[DATA UNDER STUDY]
[Start of Attachment]
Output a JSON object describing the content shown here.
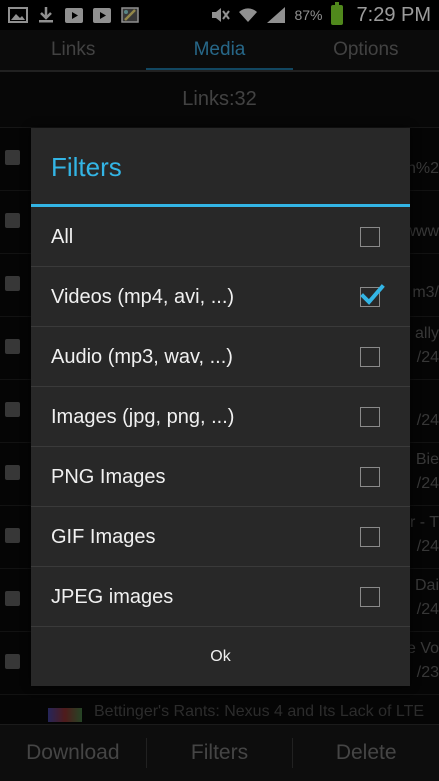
{
  "statusbar": {
    "battery_percent": "87%",
    "time": "7:29 PM",
    "left_icons": [
      "image-icon",
      "download-icon",
      "youtube-icon",
      "youtube-icon",
      "image-edit-icon"
    ],
    "right_icons": [
      "mute-icon",
      "wifi-icon",
      "signal-icon",
      "battery-icon"
    ]
  },
  "tabs": [
    {
      "label": "Links",
      "active": false
    },
    {
      "label": "Media",
      "active": true
    },
    {
      "label": "Options",
      "active": false
    }
  ],
  "links_count": "Links:32",
  "background_rows": [
    {
      "text": "n%2"
    },
    {
      "text": "www"
    },
    {
      "text": "m3/"
    },
    {
      "text": "ally",
      "sub": "/24"
    },
    {
      "text": "/24"
    },
    {
      "text": "Bie",
      "sub": "/24"
    },
    {
      "text": "r - T",
      "sub": "/24"
    },
    {
      "text": "Dai",
      "sub": "/24"
    },
    {
      "text": "e Vo",
      "sub": "/23"
    }
  ],
  "background_title": "Bettinger's Rants: Nexus 4 and Its Lack of LTE",
  "dialog": {
    "title": "Filters",
    "options": [
      {
        "label": "All",
        "checked": false
      },
      {
        "label": "Videos (mp4, avi, ...)",
        "checked": true
      },
      {
        "label": "Audio (mp3, wav, ...)",
        "checked": false
      },
      {
        "label": "Images (jpg, png, ...)",
        "checked": false
      },
      {
        "label": "PNG Images",
        "checked": false
      },
      {
        "label": "GIF Images",
        "checked": false
      },
      {
        "label": "JPEG images",
        "checked": false
      }
    ],
    "ok_label": "Ok"
  },
  "bottombar": {
    "download_label": "Download",
    "filters_label": "Filters",
    "delete_label": "Delete"
  },
  "colors": {
    "accent": "#33b5e5",
    "tab_active": "#3c9fd1",
    "battery": "#7bd12c"
  }
}
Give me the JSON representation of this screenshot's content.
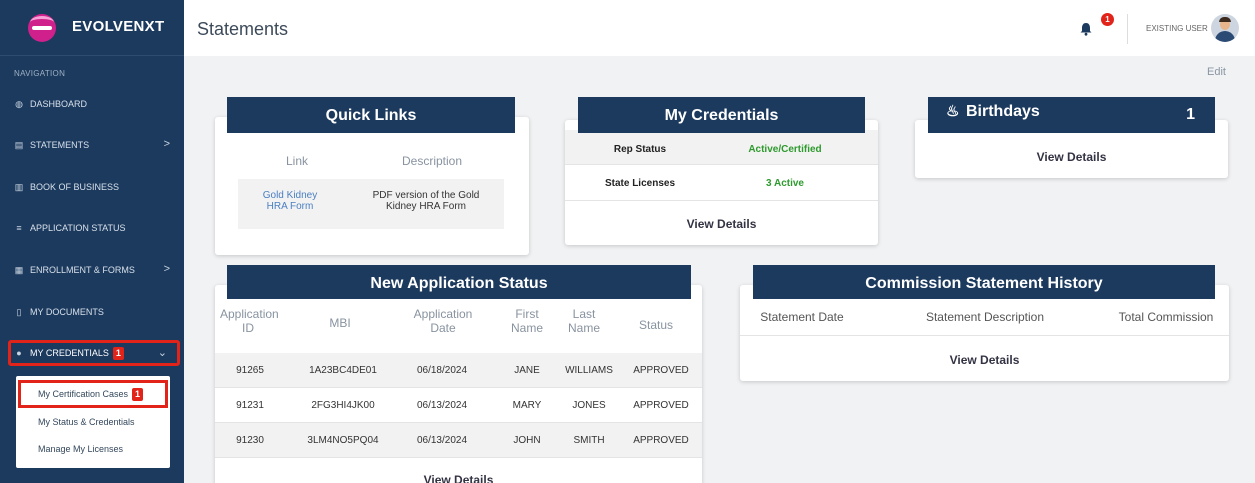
{
  "brand": {
    "name": "EVOLVENXT"
  },
  "nav": {
    "label": "NAVIGATION",
    "items": [
      {
        "label": "DASHBOARD",
        "icon": "dashboard-icon"
      },
      {
        "label": "STATEMENTS",
        "icon": "statements-icon",
        "chevron": ">"
      },
      {
        "label": "BOOK OF BUSINESS",
        "icon": "business-icon"
      },
      {
        "label": "APPLICATION STATUS",
        "icon": "list-icon"
      },
      {
        "label": "ENROLLMENT & FORMS",
        "icon": "forms-icon",
        "chevron": ">"
      },
      {
        "label": "MY DOCUMENTS",
        "icon": "document-icon"
      },
      {
        "label": "MY CREDENTIALS",
        "icon": "credentials-icon",
        "badge": "1",
        "chevron": "⌄"
      }
    ],
    "submenu": [
      {
        "label": "My Certification Cases",
        "badge": "1"
      },
      {
        "label": "My Status & Credentials"
      },
      {
        "label": "Manage My Licenses"
      }
    ]
  },
  "header": {
    "title": "Statements",
    "notification_count": "1",
    "user": "EXISTING USER",
    "edit": "Edit"
  },
  "quick_links": {
    "title": "Quick Links",
    "col_link": "Link",
    "col_desc": "Description",
    "rows": [
      {
        "link": "Gold Kidney HRA Form",
        "desc": "PDF version of the Gold Kidney HRA Form"
      }
    ]
  },
  "credentials": {
    "title": "My Credentials",
    "rows": [
      {
        "label": "Rep Status",
        "value": "Active/Certified"
      },
      {
        "label": "State Licenses",
        "value": "3 Active"
      }
    ],
    "view_details": "View Details"
  },
  "birthdays": {
    "title": "Birthdays",
    "count": "1",
    "view_details": "View Details"
  },
  "app_status": {
    "title": "New Application Status",
    "columns": [
      "Application ID",
      "MBI",
      "Application Date",
      "First Name",
      "Last Name",
      "Status"
    ],
    "rows": [
      [
        "91265",
        "1A23BC4DE01",
        "06/18/2024",
        "JANE",
        "WILLIAMS",
        "APPROVED"
      ],
      [
        "91231",
        "2FG3HI4JK00",
        "06/13/2024",
        "MARY",
        "JONES",
        "APPROVED"
      ],
      [
        "91230",
        "3LM4NO5PQ04",
        "06/13/2024",
        "JOHN",
        "SMITH",
        "APPROVED"
      ]
    ],
    "view_details": "View Details"
  },
  "commission": {
    "title": "Commission Statement History",
    "columns": [
      "Statement Date",
      "Statement Description",
      "Total Commission"
    ],
    "view_details": "View Details"
  },
  "colors": {
    "navy": "#1c3a5e",
    "highlight": "#e2231a",
    "link": "#4a7fc1",
    "green": "#2e9a2e"
  }
}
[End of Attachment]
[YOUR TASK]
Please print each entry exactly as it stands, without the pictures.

[FINISHED TASK]
Output a JSON object describing the content shown here.
{
  "statusbar": {
    "battery_percent": "87%",
    "time": "7:29 PM",
    "left_icons": [
      "image-icon",
      "download-icon",
      "youtube-icon",
      "youtube-icon",
      "image-edit-icon"
    ],
    "right_icons": [
      "mute-icon",
      "wifi-icon",
      "signal-icon",
      "battery-icon"
    ]
  },
  "tabs": [
    {
      "label": "Links",
      "active": false
    },
    {
      "label": "Media",
      "active": true
    },
    {
      "label": "Options",
      "active": false
    }
  ],
  "links_count": "Links:32",
  "background_rows": [
    {
      "text": "n%2"
    },
    {
      "text": "www"
    },
    {
      "text": "m3/"
    },
    {
      "text": "ally",
      "sub": "/24"
    },
    {
      "text": "/24"
    },
    {
      "text": "Bie",
      "sub": "/24"
    },
    {
      "text": "r - T",
      "sub": "/24"
    },
    {
      "text": "Dai",
      "sub": "/24"
    },
    {
      "text": "e Vo",
      "sub": "/23"
    }
  ],
  "background_title": "Bettinger's Rants: Nexus 4 and Its Lack of LTE",
  "dialog": {
    "title": "Filters",
    "options": [
      {
        "label": "All",
        "checked": false
      },
      {
        "label": "Videos (mp4, avi, ...)",
        "checked": true
      },
      {
        "label": "Audio (mp3, wav, ...)",
        "checked": false
      },
      {
        "label": "Images (jpg, png, ...)",
        "checked": false
      },
      {
        "label": "PNG Images",
        "checked": false
      },
      {
        "label": "GIF Images",
        "checked": false
      },
      {
        "label": "JPEG images",
        "checked": false
      }
    ],
    "ok_label": "Ok"
  },
  "bottombar": {
    "download_label": "Download",
    "filters_label": "Filters",
    "delete_label": "Delete"
  },
  "colors": {
    "accent": "#33b5e5",
    "tab_active": "#3c9fd1",
    "battery": "#7bd12c"
  }
}
Give me the JSON representation of this screenshot's content.
{
  "brand": {
    "name": "EVOLVENXT"
  },
  "nav": {
    "label": "NAVIGATION",
    "items": [
      {
        "label": "DASHBOARD",
        "icon": "dashboard-icon"
      },
      {
        "label": "STATEMENTS",
        "icon": "statements-icon",
        "chevron": ">"
      },
      {
        "label": "BOOK OF BUSINESS",
        "icon": "business-icon"
      },
      {
        "label": "APPLICATION STATUS",
        "icon": "list-icon"
      },
      {
        "label": "ENROLLMENT & FORMS",
        "icon": "forms-icon",
        "chevron": ">"
      },
      {
        "label": "MY DOCUMENTS",
        "icon": "document-icon"
      },
      {
        "label": "MY CREDENTIALS",
        "icon": "credentials-icon",
        "badge": "1",
        "chevron": "⌄"
      }
    ],
    "submenu": [
      {
        "label": "My Certification Cases",
        "badge": "1"
      },
      {
        "label": "My Status & Credentials"
      },
      {
        "label": "Manage My Licenses"
      }
    ]
  },
  "header": {
    "title": "Statements",
    "notification_count": "1",
    "user": "EXISTING USER",
    "edit": "Edit"
  },
  "quick_links": {
    "title": "Quick Links",
    "col_link": "Link",
    "col_desc": "Description",
    "rows": [
      {
        "link": "Gold Kidney HRA Form",
        "desc": "PDF version of the Gold Kidney HRA Form"
      }
    ]
  },
  "credentials": {
    "title": "My Credentials",
    "rows": [
      {
        "label": "Rep Status",
        "value": "Active/Certified"
      },
      {
        "label": "State Licenses",
        "value": "3 Active"
      }
    ],
    "view_details": "View Details"
  },
  "birthdays": {
    "title": "Birthdays",
    "count": "1",
    "view_details": "View Details"
  },
  "app_status": {
    "title": "New Application Status",
    "columns": [
      "Application ID",
      "MBI",
      "Application Date",
      "First Name",
      "Last Name",
      "Status"
    ],
    "rows": [
      [
        "91265",
        "1A23BC4DE01",
        "06/18/2024",
        "JANE",
        "WILLIAMS",
        "APPROVED"
      ],
      [
        "91231",
        "2FG3HI4JK00",
        "06/13/2024",
        "MARY",
        "JONES",
        "APPROVED"
      ],
      [
        "91230",
        "3LM4NO5PQ04",
        "06/13/2024",
        "JOHN",
        "SMITH",
        "APPROVED"
      ]
    ],
    "view_details": "View Details"
  },
  "commission": {
    "title": "Commission Statement History",
    "columns": [
      "Statement Date",
      "Statement Description",
      "Total Commission"
    ],
    "view_details": "View Details"
  },
  "colors": {
    "navy": "#1c3a5e",
    "highlight": "#e2231a",
    "link": "#4a7fc1",
    "green": "#2e9a2e"
  }
}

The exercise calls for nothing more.